Give the number of lines in these entries that contain the string "text", with no further comment.

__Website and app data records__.
....

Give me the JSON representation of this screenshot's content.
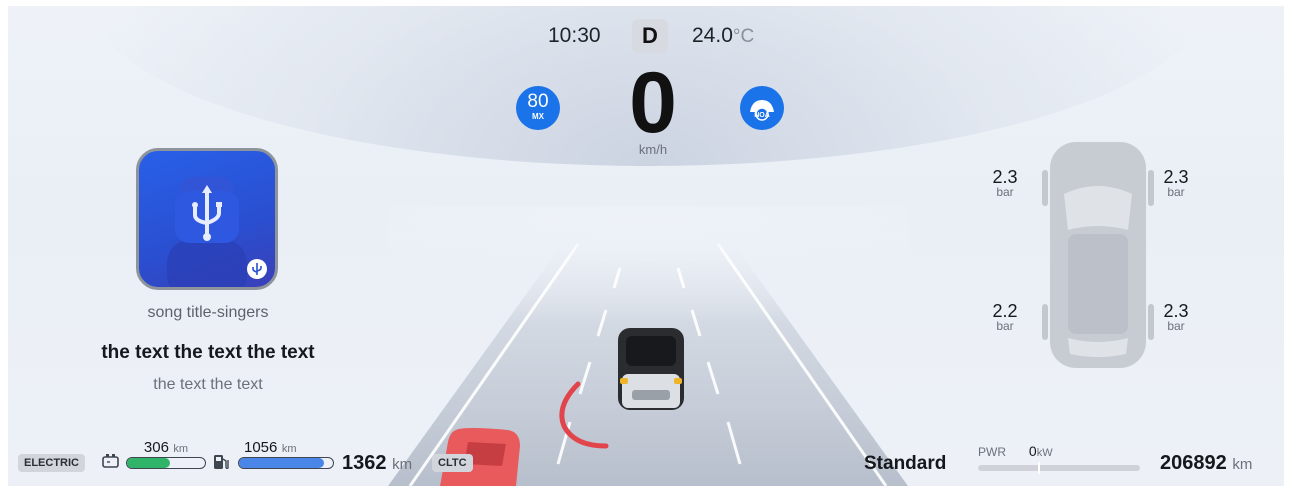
{
  "status": {
    "time": "10:30",
    "gear": "D",
    "temperature": "24.0",
    "temperature_unit": "°C"
  },
  "speedometer": {
    "speed": "0",
    "unit": "km/h",
    "speed_limit": "80",
    "speed_limit_sub": "MX",
    "noa_label": "NOA"
  },
  "media": {
    "song": "song title-singers",
    "lyric_primary": "the text the text the text",
    "lyric_secondary": "the text the text"
  },
  "tires": {
    "front_left": {
      "pressure": "2.3",
      "unit": "bar"
    },
    "front_right": {
      "pressure": "2.3",
      "unit": "bar"
    },
    "rear_left": {
      "pressure": "2.2",
      "unit": "bar"
    },
    "rear_right": {
      "pressure": "2.3",
      "unit": "bar"
    }
  },
  "energy": {
    "mode_tag": "ELECTRIC",
    "battery_range": "306",
    "battery_unit": "km",
    "battery_level": 0.55,
    "battery_color": "#2fb46a",
    "fuel_range": "1056",
    "fuel_unit": "km",
    "fuel_level": 0.9,
    "fuel_color": "#4a86e8",
    "total_range": "1362",
    "total_unit": "km",
    "standard_tag": "CLTC"
  },
  "drive": {
    "mode": "Standard",
    "pwr_label": "PWR",
    "pwr_value": "0",
    "pwr_unit": "kW"
  },
  "odometer": {
    "value": "206892",
    "unit": "km"
  },
  "colors": {
    "accent_blue": "#1a73e8",
    "warning_red": "#e2444c",
    "lead_car_red": "#e85a5c"
  }
}
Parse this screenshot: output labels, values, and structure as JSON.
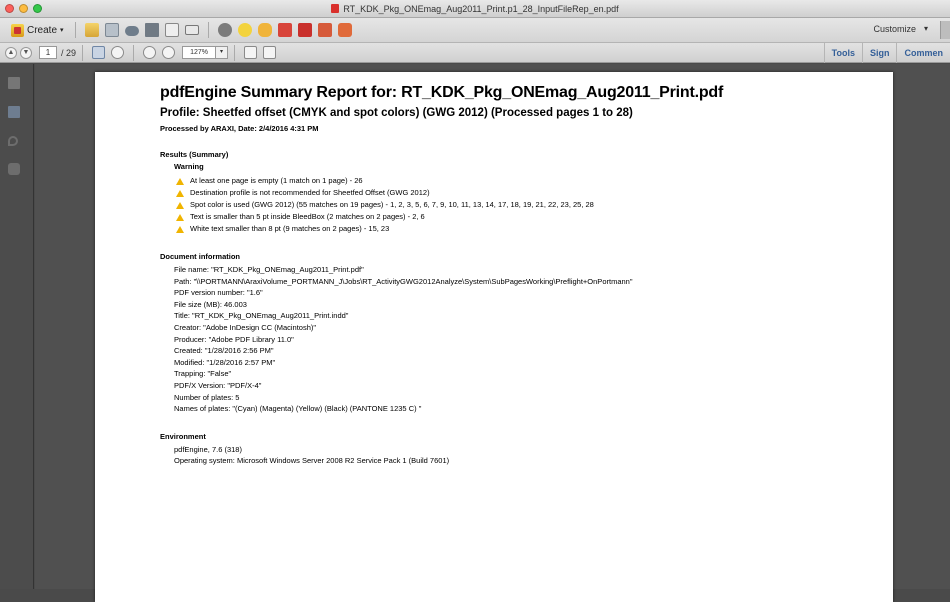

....

__Solution for this exercise__.
2